From Andy Meiklejohn:
Andy Meiklejohn. Image copyright Wouter Verbraak/Alex Thomson Racing.
"The straits of Gibraltar, a geographical feature dating back beyond biblical times are shadowed by the pillars of Hercules, ‘The Rock of Gibraltar’ on the European side and Monte Hacho in Morocco. These great columns form a wind funnel like no other with the two prevailing breezes being the Levante, a strong easterly flow, and the Poniente which is an equally strong westerly flow.
"Such is the restriction at the bottle neck, the effects of these flows can spread for hundreds of miles in either direction. We are currently 400 miles from the entrance sailing upwind in a light North easterly driven by the Levante. It seems incredible in such a long race where you can choose your course through any system that we are, in the final stages, dictated to in such a definite way. A recent message from Andor Serra of the organizing committee said the consensuses was that “the door to the Med was only half open”. Indeed our oasis is within reach so we push on, still focused on doing a good job until the finish.
"Being only 800 miles from the finish and due around Easter we are naturally thinking of what’s in store for us, people to contact, articles to write, interviews to give and plans for future projects. A New Zealand Vendee Globe or Barcelona World race project?
"There’s an idea: we have won every other major trophy in the sport except for short-handed sailing. Sounds like a good focus for this new found energy."
From Wouter Verbraak:
Wouter Verbraak. Image copyright Alex Thomson Racing.
“What is going on? Have we tacked again?”
It’s the middle of the night, the heel of the boat feels strange, and I am rather disorientated.
“No, mate, we are downwind, going to the A3”

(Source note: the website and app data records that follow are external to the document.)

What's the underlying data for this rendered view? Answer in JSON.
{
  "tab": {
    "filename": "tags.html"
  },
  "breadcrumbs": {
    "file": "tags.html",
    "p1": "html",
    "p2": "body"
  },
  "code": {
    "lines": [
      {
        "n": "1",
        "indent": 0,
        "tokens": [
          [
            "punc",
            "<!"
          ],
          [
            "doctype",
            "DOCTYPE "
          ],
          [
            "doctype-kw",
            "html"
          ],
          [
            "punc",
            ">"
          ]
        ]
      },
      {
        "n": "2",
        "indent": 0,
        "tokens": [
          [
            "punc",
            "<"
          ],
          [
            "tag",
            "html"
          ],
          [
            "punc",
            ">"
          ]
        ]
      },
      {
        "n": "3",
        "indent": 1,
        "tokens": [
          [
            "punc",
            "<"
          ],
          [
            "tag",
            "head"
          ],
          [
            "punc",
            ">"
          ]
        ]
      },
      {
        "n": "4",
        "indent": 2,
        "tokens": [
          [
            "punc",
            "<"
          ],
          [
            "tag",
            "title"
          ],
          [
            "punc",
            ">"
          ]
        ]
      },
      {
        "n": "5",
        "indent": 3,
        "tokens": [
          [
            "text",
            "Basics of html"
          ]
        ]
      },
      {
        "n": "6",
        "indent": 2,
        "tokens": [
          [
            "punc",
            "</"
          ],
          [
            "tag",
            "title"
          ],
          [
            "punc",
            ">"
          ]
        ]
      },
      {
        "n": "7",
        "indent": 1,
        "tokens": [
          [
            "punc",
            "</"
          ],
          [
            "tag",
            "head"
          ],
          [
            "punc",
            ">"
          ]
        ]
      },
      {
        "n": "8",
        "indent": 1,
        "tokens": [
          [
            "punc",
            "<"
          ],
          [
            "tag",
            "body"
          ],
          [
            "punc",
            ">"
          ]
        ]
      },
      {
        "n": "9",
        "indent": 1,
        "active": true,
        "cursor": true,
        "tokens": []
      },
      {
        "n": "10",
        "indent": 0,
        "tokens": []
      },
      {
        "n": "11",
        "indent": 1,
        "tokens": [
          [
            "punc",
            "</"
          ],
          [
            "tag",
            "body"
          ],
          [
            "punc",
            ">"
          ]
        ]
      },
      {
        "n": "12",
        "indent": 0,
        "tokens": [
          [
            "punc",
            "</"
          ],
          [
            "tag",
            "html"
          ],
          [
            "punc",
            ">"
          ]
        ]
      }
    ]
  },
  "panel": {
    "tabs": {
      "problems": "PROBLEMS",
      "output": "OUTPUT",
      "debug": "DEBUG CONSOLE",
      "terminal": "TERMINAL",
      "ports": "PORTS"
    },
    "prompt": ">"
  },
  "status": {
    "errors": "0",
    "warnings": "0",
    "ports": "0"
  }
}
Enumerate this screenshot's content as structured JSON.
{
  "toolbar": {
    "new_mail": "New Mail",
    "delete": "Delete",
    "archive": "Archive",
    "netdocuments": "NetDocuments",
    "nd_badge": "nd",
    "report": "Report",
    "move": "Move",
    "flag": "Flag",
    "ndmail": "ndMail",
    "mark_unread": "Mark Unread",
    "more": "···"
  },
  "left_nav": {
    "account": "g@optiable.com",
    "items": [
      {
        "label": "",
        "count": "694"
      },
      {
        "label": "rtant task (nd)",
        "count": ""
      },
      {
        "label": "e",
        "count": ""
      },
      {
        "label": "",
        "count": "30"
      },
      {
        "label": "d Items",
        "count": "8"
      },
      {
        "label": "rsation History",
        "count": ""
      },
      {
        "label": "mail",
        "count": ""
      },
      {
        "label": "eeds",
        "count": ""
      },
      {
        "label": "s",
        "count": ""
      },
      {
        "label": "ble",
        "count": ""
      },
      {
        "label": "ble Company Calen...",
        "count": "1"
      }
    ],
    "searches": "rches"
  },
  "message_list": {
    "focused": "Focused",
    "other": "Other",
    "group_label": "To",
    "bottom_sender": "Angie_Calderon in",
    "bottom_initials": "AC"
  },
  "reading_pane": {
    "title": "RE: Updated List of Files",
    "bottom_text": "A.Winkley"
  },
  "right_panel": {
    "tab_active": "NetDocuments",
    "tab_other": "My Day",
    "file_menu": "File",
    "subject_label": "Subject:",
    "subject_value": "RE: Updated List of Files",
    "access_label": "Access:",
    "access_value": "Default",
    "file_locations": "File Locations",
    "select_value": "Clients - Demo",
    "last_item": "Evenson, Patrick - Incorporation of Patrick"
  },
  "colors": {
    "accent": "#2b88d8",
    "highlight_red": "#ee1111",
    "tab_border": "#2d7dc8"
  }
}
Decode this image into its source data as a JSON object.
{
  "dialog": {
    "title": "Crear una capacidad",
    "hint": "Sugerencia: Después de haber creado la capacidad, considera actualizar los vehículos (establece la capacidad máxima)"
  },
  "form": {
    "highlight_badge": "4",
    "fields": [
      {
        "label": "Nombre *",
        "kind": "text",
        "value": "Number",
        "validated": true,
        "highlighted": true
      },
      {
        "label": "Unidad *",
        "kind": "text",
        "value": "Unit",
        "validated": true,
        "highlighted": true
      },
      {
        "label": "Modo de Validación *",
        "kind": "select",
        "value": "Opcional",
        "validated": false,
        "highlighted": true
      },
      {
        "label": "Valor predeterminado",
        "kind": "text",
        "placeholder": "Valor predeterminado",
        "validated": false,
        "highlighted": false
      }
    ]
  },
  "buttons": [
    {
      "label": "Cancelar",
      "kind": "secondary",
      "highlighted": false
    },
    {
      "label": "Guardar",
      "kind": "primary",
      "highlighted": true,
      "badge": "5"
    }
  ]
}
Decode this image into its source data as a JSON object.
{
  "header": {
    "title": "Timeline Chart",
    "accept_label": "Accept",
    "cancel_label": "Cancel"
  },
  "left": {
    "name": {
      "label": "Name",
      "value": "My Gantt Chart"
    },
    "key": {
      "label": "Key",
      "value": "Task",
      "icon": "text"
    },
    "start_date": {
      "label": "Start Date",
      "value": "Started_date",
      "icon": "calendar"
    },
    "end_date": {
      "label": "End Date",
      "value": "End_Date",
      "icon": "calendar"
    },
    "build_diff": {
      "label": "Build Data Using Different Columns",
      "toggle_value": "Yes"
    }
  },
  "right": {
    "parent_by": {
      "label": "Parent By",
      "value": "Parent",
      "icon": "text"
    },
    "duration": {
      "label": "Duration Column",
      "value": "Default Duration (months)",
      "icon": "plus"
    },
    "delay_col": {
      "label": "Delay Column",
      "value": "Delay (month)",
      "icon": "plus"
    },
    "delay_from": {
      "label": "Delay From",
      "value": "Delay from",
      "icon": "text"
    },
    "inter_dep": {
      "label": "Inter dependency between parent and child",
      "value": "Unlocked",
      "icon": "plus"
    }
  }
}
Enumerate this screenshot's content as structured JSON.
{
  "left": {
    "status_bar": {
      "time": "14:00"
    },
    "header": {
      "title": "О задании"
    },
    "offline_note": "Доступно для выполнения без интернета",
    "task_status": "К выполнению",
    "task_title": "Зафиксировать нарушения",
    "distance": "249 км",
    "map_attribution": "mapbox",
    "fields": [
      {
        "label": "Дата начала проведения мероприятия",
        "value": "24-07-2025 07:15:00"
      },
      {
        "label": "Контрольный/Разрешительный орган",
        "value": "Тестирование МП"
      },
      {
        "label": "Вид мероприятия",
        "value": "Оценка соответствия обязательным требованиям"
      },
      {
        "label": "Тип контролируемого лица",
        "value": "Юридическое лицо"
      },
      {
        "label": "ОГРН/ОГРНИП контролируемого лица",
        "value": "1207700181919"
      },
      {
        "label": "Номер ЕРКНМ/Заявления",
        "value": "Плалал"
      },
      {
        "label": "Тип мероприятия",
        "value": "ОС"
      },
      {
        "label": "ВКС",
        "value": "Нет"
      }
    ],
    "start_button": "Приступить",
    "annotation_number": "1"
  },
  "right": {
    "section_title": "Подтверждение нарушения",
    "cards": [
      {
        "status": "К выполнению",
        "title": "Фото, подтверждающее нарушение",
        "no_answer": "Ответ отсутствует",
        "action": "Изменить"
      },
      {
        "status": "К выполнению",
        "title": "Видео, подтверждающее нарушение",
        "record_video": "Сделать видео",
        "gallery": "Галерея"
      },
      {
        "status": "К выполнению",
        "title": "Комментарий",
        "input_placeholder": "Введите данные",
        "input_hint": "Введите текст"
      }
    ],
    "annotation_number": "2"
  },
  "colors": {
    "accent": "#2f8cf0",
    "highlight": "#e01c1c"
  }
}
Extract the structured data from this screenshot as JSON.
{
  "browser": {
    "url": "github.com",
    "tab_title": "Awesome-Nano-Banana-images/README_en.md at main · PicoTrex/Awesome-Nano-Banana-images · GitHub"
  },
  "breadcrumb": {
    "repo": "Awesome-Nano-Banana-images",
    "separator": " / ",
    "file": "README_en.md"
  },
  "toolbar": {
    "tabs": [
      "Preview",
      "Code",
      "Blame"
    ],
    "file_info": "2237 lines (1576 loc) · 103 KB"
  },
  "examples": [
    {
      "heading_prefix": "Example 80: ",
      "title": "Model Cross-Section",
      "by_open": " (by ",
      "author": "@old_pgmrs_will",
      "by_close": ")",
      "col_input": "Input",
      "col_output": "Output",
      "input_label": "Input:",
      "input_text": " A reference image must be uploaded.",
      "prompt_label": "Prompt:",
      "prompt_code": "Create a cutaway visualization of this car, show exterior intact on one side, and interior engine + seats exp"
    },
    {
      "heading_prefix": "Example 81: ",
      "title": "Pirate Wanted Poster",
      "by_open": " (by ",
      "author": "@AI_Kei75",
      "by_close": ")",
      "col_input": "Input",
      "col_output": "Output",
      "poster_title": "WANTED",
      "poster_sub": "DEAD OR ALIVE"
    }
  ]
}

Downwind, no wonder I don’t know what’s going on, as it has been weeks since the last time we sailed downwind! No wonder also, that I go straight back to sleep (whilst Andy actually meant for me to give him a hand with setting up the A3 he explains later), as with the boat pretty much flat, and not slamming into the waves, sleeping conditions have improved significantly and clearly I was in the middle of a DEEP sleep.
Now with the spinnaker up (I did give Andy a hand in the end) we are making great progress towards the Straits. On course and doing 12-14 knots, now that is a novelty too! So life is incredibly good at the moment and we better enjoy every second of it, because we will be upwind in very strong winds through Gibraltar Strait later today. At least it will be daytime, which will make things a bit less scary slaloming between the no doubt countless huge cargo ships."
Barcelona World Race